**ASSIGNED TASK**
Give back exactly the line containing "Extract the structured" together with all the lines after it, ending at the final line below.

═════ RECORDED DATA ═════

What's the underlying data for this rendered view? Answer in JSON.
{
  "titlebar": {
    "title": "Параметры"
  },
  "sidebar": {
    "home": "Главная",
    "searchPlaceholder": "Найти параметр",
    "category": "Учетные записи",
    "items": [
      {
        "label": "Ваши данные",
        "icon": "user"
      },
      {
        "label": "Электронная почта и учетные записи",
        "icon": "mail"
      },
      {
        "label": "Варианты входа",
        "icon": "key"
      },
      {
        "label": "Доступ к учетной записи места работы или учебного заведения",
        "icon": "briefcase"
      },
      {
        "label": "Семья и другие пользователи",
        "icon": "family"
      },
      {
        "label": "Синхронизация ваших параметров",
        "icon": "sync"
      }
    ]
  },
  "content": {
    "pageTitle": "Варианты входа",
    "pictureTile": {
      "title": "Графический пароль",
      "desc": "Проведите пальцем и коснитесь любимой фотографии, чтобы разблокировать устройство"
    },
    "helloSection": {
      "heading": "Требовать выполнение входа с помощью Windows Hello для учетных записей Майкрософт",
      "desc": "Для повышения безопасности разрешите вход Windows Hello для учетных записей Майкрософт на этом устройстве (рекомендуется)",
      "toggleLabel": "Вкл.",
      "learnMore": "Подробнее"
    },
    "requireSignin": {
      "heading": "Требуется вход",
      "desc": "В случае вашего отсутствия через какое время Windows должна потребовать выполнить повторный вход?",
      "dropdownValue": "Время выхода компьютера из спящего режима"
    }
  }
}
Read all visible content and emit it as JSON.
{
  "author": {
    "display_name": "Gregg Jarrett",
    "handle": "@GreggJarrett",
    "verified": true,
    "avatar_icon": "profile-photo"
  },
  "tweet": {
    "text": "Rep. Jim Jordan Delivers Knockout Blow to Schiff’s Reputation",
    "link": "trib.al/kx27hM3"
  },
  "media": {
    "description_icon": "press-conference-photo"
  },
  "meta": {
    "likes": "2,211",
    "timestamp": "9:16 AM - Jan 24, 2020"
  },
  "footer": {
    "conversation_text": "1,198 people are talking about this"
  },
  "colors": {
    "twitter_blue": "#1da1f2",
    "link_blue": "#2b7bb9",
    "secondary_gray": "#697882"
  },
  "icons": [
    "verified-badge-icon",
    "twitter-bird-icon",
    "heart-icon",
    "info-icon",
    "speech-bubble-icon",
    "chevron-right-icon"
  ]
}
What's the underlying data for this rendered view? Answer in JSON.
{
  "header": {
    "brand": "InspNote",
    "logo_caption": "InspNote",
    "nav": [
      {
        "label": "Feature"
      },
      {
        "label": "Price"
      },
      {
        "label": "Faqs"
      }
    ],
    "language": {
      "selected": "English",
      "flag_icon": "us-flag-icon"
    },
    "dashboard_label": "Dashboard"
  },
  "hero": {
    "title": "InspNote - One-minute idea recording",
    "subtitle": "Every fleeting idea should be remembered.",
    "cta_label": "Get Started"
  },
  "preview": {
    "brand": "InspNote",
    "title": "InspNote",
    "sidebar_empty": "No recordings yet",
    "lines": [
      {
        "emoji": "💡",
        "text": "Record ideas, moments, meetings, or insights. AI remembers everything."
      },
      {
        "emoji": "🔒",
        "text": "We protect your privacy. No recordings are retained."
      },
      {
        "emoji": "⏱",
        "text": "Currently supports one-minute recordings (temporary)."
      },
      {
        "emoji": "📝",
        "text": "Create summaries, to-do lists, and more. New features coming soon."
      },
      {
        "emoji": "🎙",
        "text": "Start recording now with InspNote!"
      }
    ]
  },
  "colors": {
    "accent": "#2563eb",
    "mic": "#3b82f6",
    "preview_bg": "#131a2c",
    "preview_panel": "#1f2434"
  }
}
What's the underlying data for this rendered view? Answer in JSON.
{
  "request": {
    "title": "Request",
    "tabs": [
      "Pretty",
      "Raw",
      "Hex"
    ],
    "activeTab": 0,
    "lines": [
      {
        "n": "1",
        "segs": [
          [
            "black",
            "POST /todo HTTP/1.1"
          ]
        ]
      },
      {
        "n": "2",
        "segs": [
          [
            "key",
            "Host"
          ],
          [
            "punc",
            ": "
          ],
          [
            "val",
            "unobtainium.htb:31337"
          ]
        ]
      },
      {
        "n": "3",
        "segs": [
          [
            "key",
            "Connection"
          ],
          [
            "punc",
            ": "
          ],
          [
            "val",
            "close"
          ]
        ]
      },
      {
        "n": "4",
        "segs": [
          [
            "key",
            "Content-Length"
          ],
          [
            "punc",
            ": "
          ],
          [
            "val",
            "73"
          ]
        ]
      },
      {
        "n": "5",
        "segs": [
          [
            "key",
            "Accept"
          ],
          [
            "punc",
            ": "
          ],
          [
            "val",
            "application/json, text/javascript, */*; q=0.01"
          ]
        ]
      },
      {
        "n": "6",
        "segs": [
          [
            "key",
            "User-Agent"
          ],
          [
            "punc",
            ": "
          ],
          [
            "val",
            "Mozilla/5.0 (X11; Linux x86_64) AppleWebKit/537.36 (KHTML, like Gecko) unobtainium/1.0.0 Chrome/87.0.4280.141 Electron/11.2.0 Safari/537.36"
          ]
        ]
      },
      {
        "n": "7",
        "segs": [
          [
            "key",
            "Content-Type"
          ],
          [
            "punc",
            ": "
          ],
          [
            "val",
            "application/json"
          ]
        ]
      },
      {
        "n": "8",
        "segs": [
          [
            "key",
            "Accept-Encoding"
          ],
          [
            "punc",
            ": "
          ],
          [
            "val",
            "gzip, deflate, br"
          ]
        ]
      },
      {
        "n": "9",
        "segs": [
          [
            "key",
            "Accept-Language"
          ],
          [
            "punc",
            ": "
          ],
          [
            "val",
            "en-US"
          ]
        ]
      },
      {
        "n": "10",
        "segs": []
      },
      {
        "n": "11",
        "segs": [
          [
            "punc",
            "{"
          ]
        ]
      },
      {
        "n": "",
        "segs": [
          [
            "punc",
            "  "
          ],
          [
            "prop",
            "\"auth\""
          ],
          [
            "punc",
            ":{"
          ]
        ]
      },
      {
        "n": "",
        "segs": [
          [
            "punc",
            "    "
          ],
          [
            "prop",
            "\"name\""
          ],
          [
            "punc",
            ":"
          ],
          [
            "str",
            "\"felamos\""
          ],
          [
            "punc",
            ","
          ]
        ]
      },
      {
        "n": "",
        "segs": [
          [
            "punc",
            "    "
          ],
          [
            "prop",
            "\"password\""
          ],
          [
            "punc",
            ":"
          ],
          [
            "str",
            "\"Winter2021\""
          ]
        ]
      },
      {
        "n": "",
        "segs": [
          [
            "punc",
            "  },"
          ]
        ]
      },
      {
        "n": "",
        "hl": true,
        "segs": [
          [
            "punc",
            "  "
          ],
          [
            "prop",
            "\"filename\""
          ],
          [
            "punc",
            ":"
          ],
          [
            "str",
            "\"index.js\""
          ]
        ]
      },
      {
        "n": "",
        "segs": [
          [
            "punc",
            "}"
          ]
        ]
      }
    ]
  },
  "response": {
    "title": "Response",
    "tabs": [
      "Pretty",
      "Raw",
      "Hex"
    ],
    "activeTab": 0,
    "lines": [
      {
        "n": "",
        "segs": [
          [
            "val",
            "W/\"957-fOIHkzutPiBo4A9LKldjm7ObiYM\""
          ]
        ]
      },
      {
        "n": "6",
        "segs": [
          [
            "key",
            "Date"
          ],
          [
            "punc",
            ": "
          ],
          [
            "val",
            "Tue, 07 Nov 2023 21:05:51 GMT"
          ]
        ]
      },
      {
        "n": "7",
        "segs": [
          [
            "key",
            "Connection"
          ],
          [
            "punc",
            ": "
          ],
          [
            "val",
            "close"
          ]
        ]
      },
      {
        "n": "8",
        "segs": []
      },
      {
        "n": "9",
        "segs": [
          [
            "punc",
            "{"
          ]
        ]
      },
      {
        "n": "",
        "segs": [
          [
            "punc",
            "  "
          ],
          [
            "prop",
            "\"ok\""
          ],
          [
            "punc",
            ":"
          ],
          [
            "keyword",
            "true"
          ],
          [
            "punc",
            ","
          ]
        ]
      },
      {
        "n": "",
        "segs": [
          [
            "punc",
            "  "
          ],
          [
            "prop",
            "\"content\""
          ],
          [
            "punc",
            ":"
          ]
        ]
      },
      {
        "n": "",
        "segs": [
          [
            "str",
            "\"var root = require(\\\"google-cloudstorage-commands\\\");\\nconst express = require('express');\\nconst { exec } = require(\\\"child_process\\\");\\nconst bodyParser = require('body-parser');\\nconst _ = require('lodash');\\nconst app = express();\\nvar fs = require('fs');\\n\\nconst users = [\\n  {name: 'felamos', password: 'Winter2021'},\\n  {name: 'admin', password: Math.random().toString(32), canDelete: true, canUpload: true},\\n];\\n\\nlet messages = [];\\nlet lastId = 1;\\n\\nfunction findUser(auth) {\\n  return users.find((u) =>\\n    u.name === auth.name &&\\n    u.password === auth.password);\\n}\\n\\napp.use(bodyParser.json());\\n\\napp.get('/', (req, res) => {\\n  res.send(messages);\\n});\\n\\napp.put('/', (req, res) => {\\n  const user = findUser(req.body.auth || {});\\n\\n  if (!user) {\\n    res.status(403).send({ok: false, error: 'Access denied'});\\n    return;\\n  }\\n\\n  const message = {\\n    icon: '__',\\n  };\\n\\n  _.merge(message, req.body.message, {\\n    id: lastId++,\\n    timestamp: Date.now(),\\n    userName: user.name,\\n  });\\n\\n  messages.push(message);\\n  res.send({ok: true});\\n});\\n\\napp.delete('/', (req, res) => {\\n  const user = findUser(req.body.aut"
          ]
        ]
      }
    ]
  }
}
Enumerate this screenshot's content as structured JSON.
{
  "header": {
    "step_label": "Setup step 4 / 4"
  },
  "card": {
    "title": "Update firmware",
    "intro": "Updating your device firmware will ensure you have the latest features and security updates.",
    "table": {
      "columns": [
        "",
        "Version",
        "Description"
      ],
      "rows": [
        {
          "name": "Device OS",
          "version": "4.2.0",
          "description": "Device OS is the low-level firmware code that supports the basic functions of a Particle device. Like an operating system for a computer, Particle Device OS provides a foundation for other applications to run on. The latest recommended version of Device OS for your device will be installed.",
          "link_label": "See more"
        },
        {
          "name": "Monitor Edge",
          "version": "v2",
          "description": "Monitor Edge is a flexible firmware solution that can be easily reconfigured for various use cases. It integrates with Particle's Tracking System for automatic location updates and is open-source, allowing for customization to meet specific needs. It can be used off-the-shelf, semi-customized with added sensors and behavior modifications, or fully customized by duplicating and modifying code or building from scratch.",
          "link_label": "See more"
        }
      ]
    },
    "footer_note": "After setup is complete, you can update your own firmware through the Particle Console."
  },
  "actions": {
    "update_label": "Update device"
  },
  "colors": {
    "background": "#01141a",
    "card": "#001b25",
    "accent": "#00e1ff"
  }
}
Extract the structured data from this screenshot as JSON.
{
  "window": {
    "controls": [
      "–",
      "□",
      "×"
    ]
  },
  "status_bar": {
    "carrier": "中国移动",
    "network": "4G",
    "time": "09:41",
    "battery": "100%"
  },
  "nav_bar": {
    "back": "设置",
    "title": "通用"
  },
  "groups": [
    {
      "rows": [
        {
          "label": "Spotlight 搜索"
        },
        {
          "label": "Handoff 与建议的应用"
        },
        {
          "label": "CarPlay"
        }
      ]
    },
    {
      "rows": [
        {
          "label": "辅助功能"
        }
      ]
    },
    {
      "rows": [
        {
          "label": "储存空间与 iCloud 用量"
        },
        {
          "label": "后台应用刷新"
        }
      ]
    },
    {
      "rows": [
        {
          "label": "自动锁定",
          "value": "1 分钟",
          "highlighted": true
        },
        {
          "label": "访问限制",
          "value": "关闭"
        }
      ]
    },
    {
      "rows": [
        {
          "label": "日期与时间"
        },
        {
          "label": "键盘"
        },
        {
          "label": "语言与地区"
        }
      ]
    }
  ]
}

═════

**ANSWER SECTION**
Extract the structured data from this screenshot as JSON.
{
  "window": {
    "controls": [
      "–",
      "□",
      "×"
    ]
  },
  "status_bar": {
    "carrier": "中国移动",
    "network": "4G",
    "time": "09:41",
    "battery": "100%"
  },
  "nav_bar": {
    "back": "设置",
    "title": "通用"
  },
  "groups": [
    {
      "rows": [
        {
          "label": "Spotlight 搜索"
        },
        {
          "label": "Handoff 与建议的应用"
        },
        {
          "label": "CarPlay"
        }
      ]
    },
    {
      "rows": [
        {
          "label": "辅助功能"
        }
      ]
    },
    {
      "rows": [
        {
          "label": "储存空间与 iCloud 用量"
        },
        {
          "label": "后台应用刷新"
        }
      ]
    },
    {
      "rows": [
        {
          "label": "自动锁定",
          "value": "1 分钟",
          "highlighted": true
        },
        {
          "label": "访问限制",
          "value": "关闭"
        }
      ]
    },
    {
      "rows": [
        {
          "label": "日期与时间"
        },
        {
          "label": "键盘"
        },
        {
          "label": "语言与地区"
        }
      ]
    }
  ]
}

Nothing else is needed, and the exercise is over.